Thursday, September 14, 2006

The value of early admission 

Harvard has scrapped its early admission program, and a lot of discussion is occurring.
The decision fits into a larger pattern of Harvard's commitment to making admission fairer for the less-advantaged, says William Fitzsimmons, the school's dean of admissions. Students who lack good counseling in high school or whose parents lack knowledge about college admissions miss out on the early-admissions cycle, he says. "Now those students will be able to consider Harvard in their senior year and see a level playing field."
Early admission applications have a 20% higher acceptance rate, according to a study -- about the same effect as having a parent as an alum of the school.
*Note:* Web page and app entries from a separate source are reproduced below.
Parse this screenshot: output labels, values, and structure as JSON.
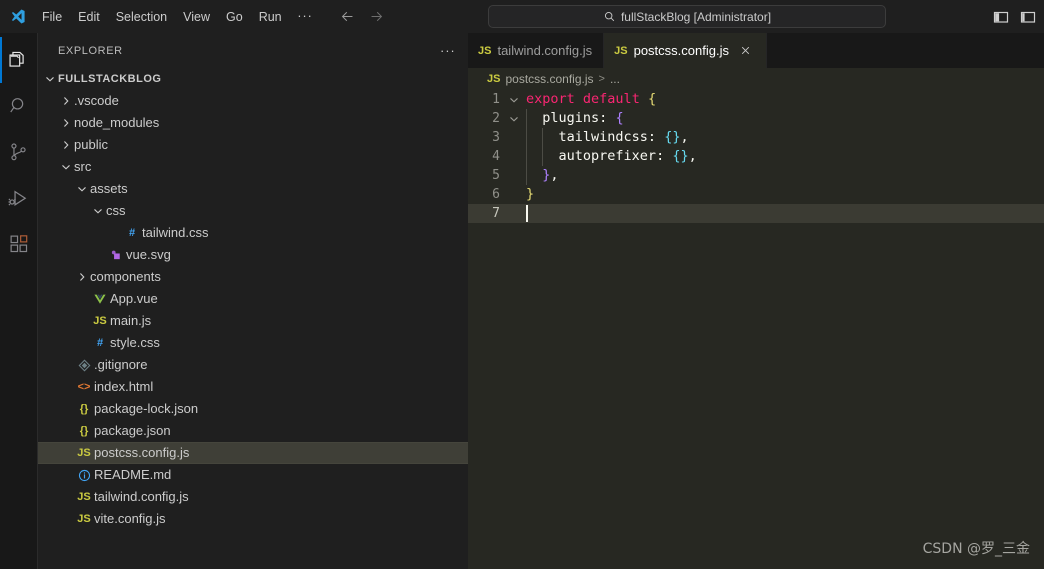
{
  "titlebar": {
    "logo_icon": "vscode-logo-icon",
    "menus": [
      "File",
      "Edit",
      "Selection",
      "View",
      "Go",
      "Run"
    ],
    "more_label": "...",
    "back_icon": "arrow-left-icon",
    "forward_icon": "arrow-right-icon",
    "command_center": {
      "search_icon": "search-icon",
      "value": "fullStackBlog [Administrator]"
    },
    "layout_buttons": [
      {
        "name": "toggle-primary-sidebar",
        "icon": "layout-sidebar-left-icon"
      },
      {
        "name": "toggle-panel",
        "icon": "layout-panel-icon"
      }
    ]
  },
  "activitybar": {
    "items": [
      {
        "name": "explorer",
        "icon": "files-icon",
        "active": true
      },
      {
        "name": "search",
        "icon": "search-icon",
        "active": false
      },
      {
        "name": "source-control",
        "icon": "source-control-icon",
        "active": false
      },
      {
        "name": "run-and-debug",
        "icon": "run-debug-icon",
        "active": false
      },
      {
        "name": "extensions",
        "icon": "extensions-icon",
        "active": false
      }
    ]
  },
  "sidebar": {
    "title": "EXPLORER",
    "more_actions_label": "...",
    "root": {
      "label": "FULLSTACKBLOG",
      "twisty": "chevron-down-icon"
    },
    "tree": [
      {
        "label": ".vscode",
        "depth": 1,
        "twisty": "chevron-right-icon",
        "icon": "",
        "icon_color": "",
        "selected": false
      },
      {
        "label": "node_modules",
        "depth": 1,
        "twisty": "chevron-right-icon",
        "icon": "",
        "icon_color": "",
        "selected": false
      },
      {
        "label": "public",
        "depth": 1,
        "twisty": "chevron-right-icon",
        "icon": "",
        "icon_color": "",
        "selected": false
      },
      {
        "label": "src",
        "depth": 1,
        "twisty": "chevron-down-icon",
        "icon": "",
        "icon_color": "",
        "selected": false
      },
      {
        "label": "assets",
        "depth": 2,
        "twisty": "chevron-down-icon",
        "icon": "",
        "icon_color": "",
        "selected": false
      },
      {
        "label": "css",
        "depth": 3,
        "twisty": "chevron-down-icon",
        "icon": "",
        "icon_color": "",
        "selected": false
      },
      {
        "label": "tailwind.css",
        "depth": 4,
        "twisty": "",
        "icon": "#",
        "icon_color": "#42a5f5",
        "selected": false
      },
      {
        "label": "vue.svg",
        "depth": 3,
        "twisty": "",
        "icon": "svg",
        "icon_color": "#b267e6",
        "selected": false
      },
      {
        "label": "components",
        "depth": 2,
        "twisty": "chevron-right-icon",
        "icon": "",
        "icon_color": "",
        "selected": false
      },
      {
        "label": "App.vue",
        "depth": 2,
        "twisty": "",
        "icon": "vue",
        "icon_color": "#8dc149",
        "selected": false
      },
      {
        "label": "main.js",
        "depth": 2,
        "twisty": "",
        "icon": "JS",
        "icon_color": "#cbcb41",
        "selected": false
      },
      {
        "label": "style.css",
        "depth": 2,
        "twisty": "",
        "icon": "#",
        "icon_color": "#42a5f5",
        "selected": false
      },
      {
        "label": ".gitignore",
        "depth": 1,
        "twisty": "",
        "icon": "git",
        "icon_color": "#6d8086",
        "selected": false
      },
      {
        "label": "index.html",
        "depth": 1,
        "twisty": "",
        "icon": "<>",
        "icon_color": "#e37933",
        "selected": false
      },
      {
        "label": "package-lock.json",
        "depth": 1,
        "twisty": "",
        "icon": "{}",
        "icon_color": "#cbcb41",
        "selected": false
      },
      {
        "label": "package.json",
        "depth": 1,
        "twisty": "",
        "icon": "{}",
        "icon_color": "#cbcb41",
        "selected": false
      },
      {
        "label": "postcss.config.js",
        "depth": 1,
        "twisty": "",
        "icon": "JS",
        "icon_color": "#cbcb41",
        "selected": true
      },
      {
        "label": "README.md",
        "depth": 1,
        "twisty": "",
        "icon": "md",
        "icon_color": "#42a5f5",
        "selected": false
      },
      {
        "label": "tailwind.config.js",
        "depth": 1,
        "twisty": "",
        "icon": "JS",
        "icon_color": "#cbcb41",
        "selected": false
      },
      {
        "label": "vite.config.js",
        "depth": 1,
        "twisty": "",
        "icon": "JS",
        "icon_color": "#cbcb41",
        "selected": false
      }
    ]
  },
  "editor": {
    "tabs": [
      {
        "label": "tailwind.config.js",
        "icon": "JS",
        "active": false,
        "closable": false
      },
      {
        "label": "postcss.config.js",
        "icon": "JS",
        "active": true,
        "closable": true,
        "close_icon": "close-icon"
      }
    ],
    "breadcrumb": {
      "icon": "JS",
      "file": "postcss.config.js",
      "separator": ">",
      "tail": "..."
    },
    "lines": [
      {
        "n": "1",
        "fold": "chevron-down-icon",
        "tokens": [
          {
            "t": "export",
            "c": "tk-key"
          },
          {
            "t": " ",
            "c": "tk-plain"
          },
          {
            "t": "default",
            "c": "tk-key"
          },
          {
            "t": " ",
            "c": "tk-plain"
          },
          {
            "t": "{",
            "c": "tk-brace-y"
          }
        ],
        "indents": [],
        "current": false
      },
      {
        "n": "2",
        "fold": "chevron-down-icon",
        "tokens": [
          {
            "t": "  ",
            "c": "tk-plain"
          },
          {
            "t": "plugins",
            "c": "tk-plain"
          },
          {
            "t": ":",
            "c": "tk-plain"
          },
          {
            "t": " ",
            "c": "tk-plain"
          },
          {
            "t": "{",
            "c": "tk-brace-p"
          }
        ],
        "indents": [
          0
        ],
        "current": false
      },
      {
        "n": "3",
        "fold": "",
        "tokens": [
          {
            "t": "    ",
            "c": "tk-plain"
          },
          {
            "t": "tailwindcss",
            "c": "tk-plain"
          },
          {
            "t": ":",
            "c": "tk-plain"
          },
          {
            "t": " ",
            "c": "tk-plain"
          },
          {
            "t": "{}",
            "c": "tk-brace-b"
          },
          {
            "t": ",",
            "c": "tk-plain"
          }
        ],
        "indents": [
          0,
          1
        ],
        "current": false
      },
      {
        "n": "4",
        "fold": "",
        "tokens": [
          {
            "t": "    ",
            "c": "tk-plain"
          },
          {
            "t": "autoprefixer",
            "c": "tk-plain"
          },
          {
            "t": ":",
            "c": "tk-plain"
          },
          {
            "t": " ",
            "c": "tk-plain"
          },
          {
            "t": "{}",
            "c": "tk-brace-b"
          },
          {
            "t": ",",
            "c": "tk-plain"
          }
        ],
        "indents": [
          0,
          1
        ],
        "current": false
      },
      {
        "n": "5",
        "fold": "",
        "tokens": [
          {
            "t": "  ",
            "c": "tk-plain"
          },
          {
            "t": "}",
            "c": "tk-brace-p"
          },
          {
            "t": ",",
            "c": "tk-plain"
          }
        ],
        "indents": [
          0
        ],
        "current": false
      },
      {
        "n": "6",
        "fold": "",
        "tokens": [
          {
            "t": "}",
            "c": "tk-brace-y"
          }
        ],
        "indents": [],
        "current": false
      },
      {
        "n": "7",
        "fold": "",
        "tokens": [],
        "indents": [],
        "current": true,
        "cursor": true
      }
    ]
  },
  "watermark": "CSDN @罗_三金",
  "colors": {
    "editor_bg": "#272822",
    "sidebar_bg": "#1f1f1f",
    "activitybar_bg": "#181818",
    "accent": "#0078d4",
    "current_line": "#3b3b33",
    "selected_row": "#3f3f37",
    "js_icon": "#cbcb41"
  }
}
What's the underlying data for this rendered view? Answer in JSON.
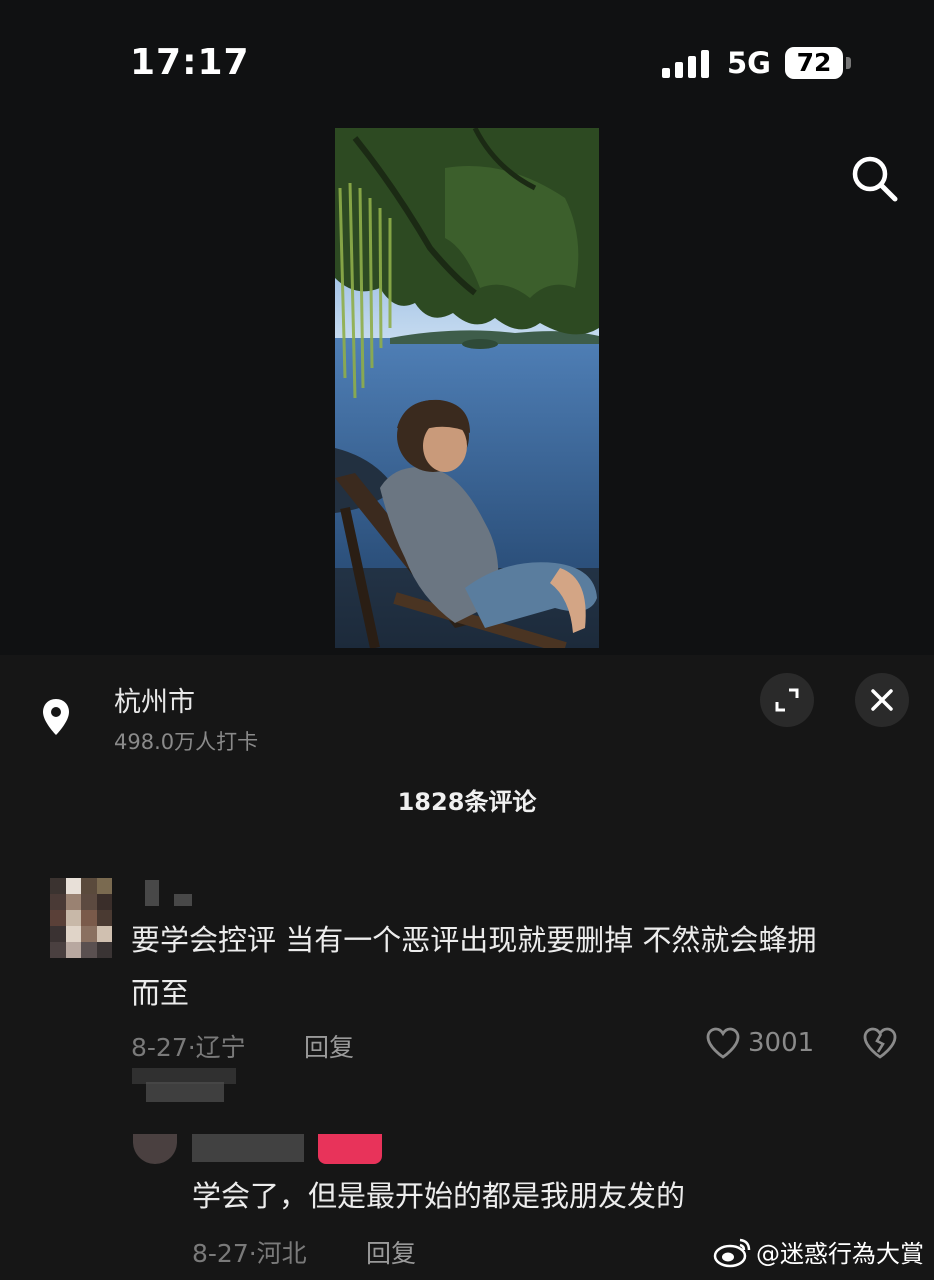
{
  "status_bar": {
    "time": "17:17",
    "network": "5G",
    "battery": "72"
  },
  "location": {
    "name": "杭州市",
    "checkins": "498.0万人打卡"
  },
  "comments_header": {
    "count_text": "1828条评论"
  },
  "comments": [
    {
      "text_line1": "要学会控评 当有一个恶评出现就要删掉 不然就会蜂拥",
      "text_line2": "而至",
      "meta": "8-27·辽宁",
      "reply_label": "回复",
      "likes": "3001"
    }
  ],
  "replies": [
    {
      "text": "学会了，但是最开始的都是我朋友发的",
      "meta": "8-27·河北",
      "reply_label": "回复"
    }
  ],
  "watermark": {
    "text": "@迷惑行為大賞"
  }
}
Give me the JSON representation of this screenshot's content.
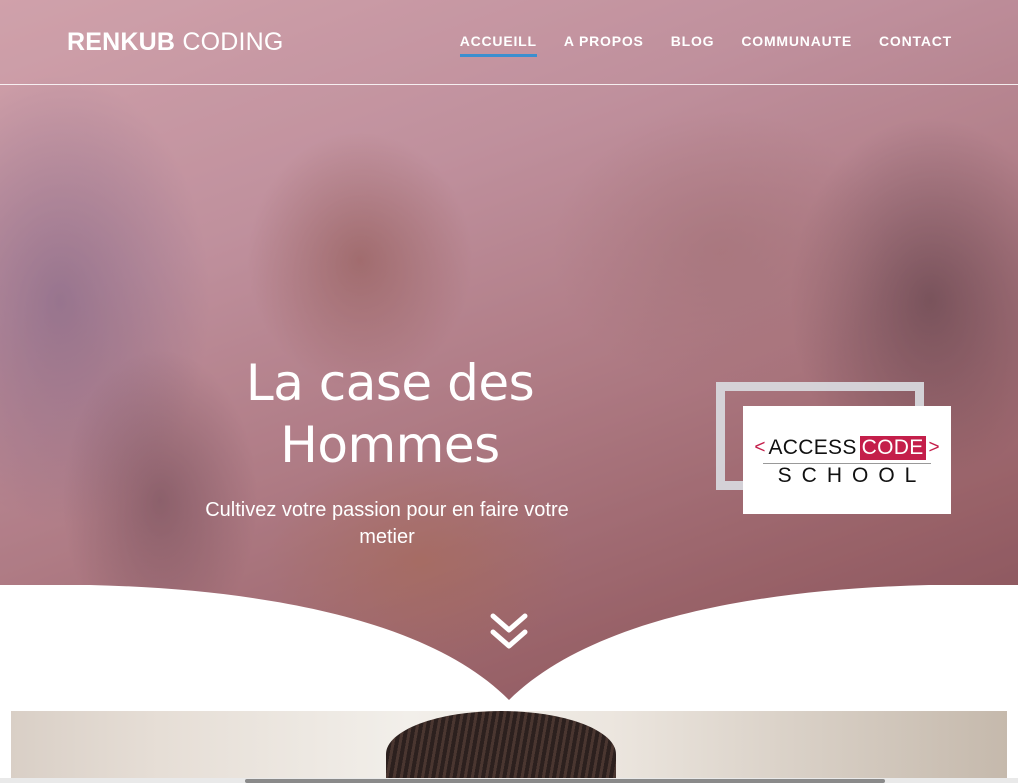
{
  "header": {
    "logo_bold": "RENKUB",
    "logo_light": "CODING",
    "nav": [
      {
        "label": "ACCUEILL",
        "active": true
      },
      {
        "label": "A PROPOS",
        "active": false
      },
      {
        "label": "BLOG",
        "active": false
      },
      {
        "label": "COMMUNAUTE",
        "active": false
      },
      {
        "label": "CONTACT",
        "active": false
      }
    ]
  },
  "hero": {
    "title_line1": "La case des",
    "title_line2": "Hommes",
    "subtitle_line1": "Cultivez votre passion pour en faire votre",
    "subtitle_line2": "metier"
  },
  "badge": {
    "bracket_left": "<",
    "word1": "ACCESS",
    "word2": "CODE",
    "bracket_right": ">",
    "word3": "SCHOOL"
  },
  "scroll_icon": "double-chevron-down-icon",
  "colors": {
    "accent": "#3a8fd0",
    "badge_red": "#c41e4a",
    "text_light": "#ffffff"
  }
}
It certainly was attractive to colleges to have some part of their incoming class locked in early in the year, and parents and students themselves may want to have the pressure of the choice removed early in the year. I wondered if perhaps the reason for scrapping the programs is the possibility that someone receiving early admission then slacks off in his or her senior year. But Arthur Brooks (subscribers link) in today's WSJ shows me I'm wrong:
To get rid of the program for the reasons typically given by critics -- suboptimal personal behaviors and imperfect information about the program -- seeks to correct private problems by eliminating consumer choices. This is silly. We don't ban items because people don't know about them, nor do we put an end to most goods and services (even truly dangerous ones like guns and booze) simply because some people might fail to use them in beneficial ways. The public interest is best served in a market economy not by eliminating choices, but by increasing the information about products and how to use them properly.
I buy that. The reason to get rid of early admissions at Harvard, Brooks says, is that it doesn't need that policy to get a good pool. Fine, but as the first link notes, the University of Delaware has also removed its early admissions policy, and -- no offense to the school -- it's not an Ivy League institution. If other institutions want to market themselves to diverse student populations, they should do so directly rather than reduce choice. (As one might expect, there is no early admissions program at SCSU.)